LEON THOMAS: The Leon Thomas Album (Flying Dutchman) I've got to admit it: if Great Artists--a concept I by no means entirely approve--have arisen in popular music since he first great days of rock, Leon Thomas is one. He has literally expanded the musical possibilities of the human voice. He is as powerful a jazz/blues singer as Joe Williams or Joe Turner, both of whom he occasionally resembles, as inventive a scatter as Ella Fitzgerald. But that's just the beginning, for despite the generation lag, Thomas beats Turner and Williams in their own mode even while singing his own, and he turns scatting from a virtuoso trick into an atavistic call from the unconscious. So even though I think Oliver Nelson's arrangements here don't suit the material; even though I'm slightly embarrassed by the inflation of a Thomas composition like "I Am"; even though I'm not sure all of Thomas's explorations in black consciousness are apropos; despite all this, I have to suspend my disbelief and recommend this record unreservedly to anyone with the slightest fondness for jazz. If you're dubious, try Blues Time's Super Black Blues, Volume II, which features Thomas solely as a blue singer, together with Turner, Cleanhead Vinson, and T-Bone Walker. A

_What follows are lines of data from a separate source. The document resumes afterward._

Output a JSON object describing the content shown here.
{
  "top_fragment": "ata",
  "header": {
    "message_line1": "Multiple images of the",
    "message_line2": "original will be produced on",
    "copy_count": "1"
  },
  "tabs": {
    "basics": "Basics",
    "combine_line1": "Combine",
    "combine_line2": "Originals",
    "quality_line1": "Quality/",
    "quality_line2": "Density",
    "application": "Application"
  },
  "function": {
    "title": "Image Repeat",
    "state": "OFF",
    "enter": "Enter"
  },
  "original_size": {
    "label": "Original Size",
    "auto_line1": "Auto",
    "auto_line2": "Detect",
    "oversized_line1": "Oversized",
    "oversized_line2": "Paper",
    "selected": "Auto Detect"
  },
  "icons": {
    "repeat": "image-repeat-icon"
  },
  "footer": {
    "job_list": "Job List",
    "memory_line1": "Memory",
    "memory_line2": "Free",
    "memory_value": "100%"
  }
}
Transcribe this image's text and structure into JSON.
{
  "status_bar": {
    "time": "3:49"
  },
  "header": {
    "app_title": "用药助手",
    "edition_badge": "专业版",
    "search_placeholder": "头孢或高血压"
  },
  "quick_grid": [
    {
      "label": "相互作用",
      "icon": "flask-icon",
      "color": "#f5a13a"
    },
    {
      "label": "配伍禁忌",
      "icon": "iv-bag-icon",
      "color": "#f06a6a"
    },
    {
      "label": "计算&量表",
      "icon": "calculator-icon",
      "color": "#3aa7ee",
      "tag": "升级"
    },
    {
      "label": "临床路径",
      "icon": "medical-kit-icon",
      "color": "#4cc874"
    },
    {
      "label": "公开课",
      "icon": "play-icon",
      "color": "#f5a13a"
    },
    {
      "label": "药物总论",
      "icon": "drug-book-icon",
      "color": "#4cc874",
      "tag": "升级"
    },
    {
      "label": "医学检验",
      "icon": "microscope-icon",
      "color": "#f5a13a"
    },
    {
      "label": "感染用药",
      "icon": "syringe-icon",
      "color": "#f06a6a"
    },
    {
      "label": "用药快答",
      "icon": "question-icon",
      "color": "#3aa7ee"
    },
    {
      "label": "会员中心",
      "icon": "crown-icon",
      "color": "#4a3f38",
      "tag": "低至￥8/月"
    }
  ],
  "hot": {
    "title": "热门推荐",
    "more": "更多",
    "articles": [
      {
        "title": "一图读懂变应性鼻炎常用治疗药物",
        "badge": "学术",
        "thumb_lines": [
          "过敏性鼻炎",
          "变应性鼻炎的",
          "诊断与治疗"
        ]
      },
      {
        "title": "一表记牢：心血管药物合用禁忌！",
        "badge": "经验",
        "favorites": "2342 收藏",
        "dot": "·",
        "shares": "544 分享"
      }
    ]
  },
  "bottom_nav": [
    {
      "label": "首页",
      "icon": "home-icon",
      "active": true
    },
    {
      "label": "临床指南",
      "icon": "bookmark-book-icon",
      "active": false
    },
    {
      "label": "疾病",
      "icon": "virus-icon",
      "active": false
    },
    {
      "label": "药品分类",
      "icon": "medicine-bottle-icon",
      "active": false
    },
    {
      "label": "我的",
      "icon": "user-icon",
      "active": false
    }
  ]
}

THUNDERCLAP NEWMAN: Hollywood Dream (Track) Drums: Speedy Keen, a Cockney who writes and sings lead. Guitar: Jimmy McCulloch, who is 16 and looks 13. Piano and miscellaneous: Andy Newman, who is in his late 20s and looks in his early 40s, and who didn't want to join because it meant giving up his pension at the post office. Producer and miscellaneous: Pete Townshend. It all seems like a gargantuan joke until you listen closely, at which point it becomes a very good gargantuan joke. Is this your idea of fun, Peter? Is this your idea of art? And what ever happened to Arthur Brown, anyway? B PLUS [Later: B-]
THE VELVET UNDERGROUND: Loaded (Cotillion) I presume anyone who saw the guys at Max's this summer has already bought this, which is to Manhattan what Time Peace is to New York. That is, this is really "Rock & Roll" (a title), but it's also really intellectual and ironic. Lou Reed's singing embodies the paradox. A [Later]
THE VOICES OF EAST HARLEM: Right On Be Free (Elektra) This group of about 20 black adolescents--too big, unfortunately, for convenient transport--is renowned as the most exciting live act in New York, but one believed they could be recorded. Considering, producer (and manager) Jerry Brandt has done a job. Except for an unnecessary "Proud Mary" and an embarrassing "Let It Be Me"--what's the sense of a chorus singing that song?--this shouts and almost jumps, with church and commercial usages grafted onto a left-liberal folk sensibility. B [Later: B-]
Additional Consumer News
Better late than never, Consumer Guide presents (in order and immutable order, of course) the Top 20 Rock Albums of 1970. Ahem.
Honorable mentions for out-of-rock performance: Miles Davis: Bitches Brew (Columbia); the Tony Williams Lifetime: Turn It Over (Polydor); Leon Thomas: The Leon Thomas Album (Flying Dutchman); the Firesign Theatre: Don't Crush That Dwarf, Hand Me the Pliers (Columbia).
Special award for transcending time and space: Terry Riley: A Rainbow in Curved Air (Columbia).
Consumers will be interested to note that Capitol Records is raising the list price on its records $1, which is proportionally equivalent to Chevrolet raising its prices $600. Get them while you can--or don't get them at all.
Bob Thiele, one of the more reliable good guys in the record industry (he was head of Impulse, ABC's excellent jazz division, before starting his own Flying Dutchman group) has started something called the Robert Thiele Center for American Popular Music at his old prep school in Lawrenceville, New Jersey, by donating his own collection of records and books. Anyone who's into that sort of thing should understand that gifts are tax-deductible. Write checks to the Lawrenceville School with a notation about where you want the money to go.
Village Voice, Mar. 11, 1971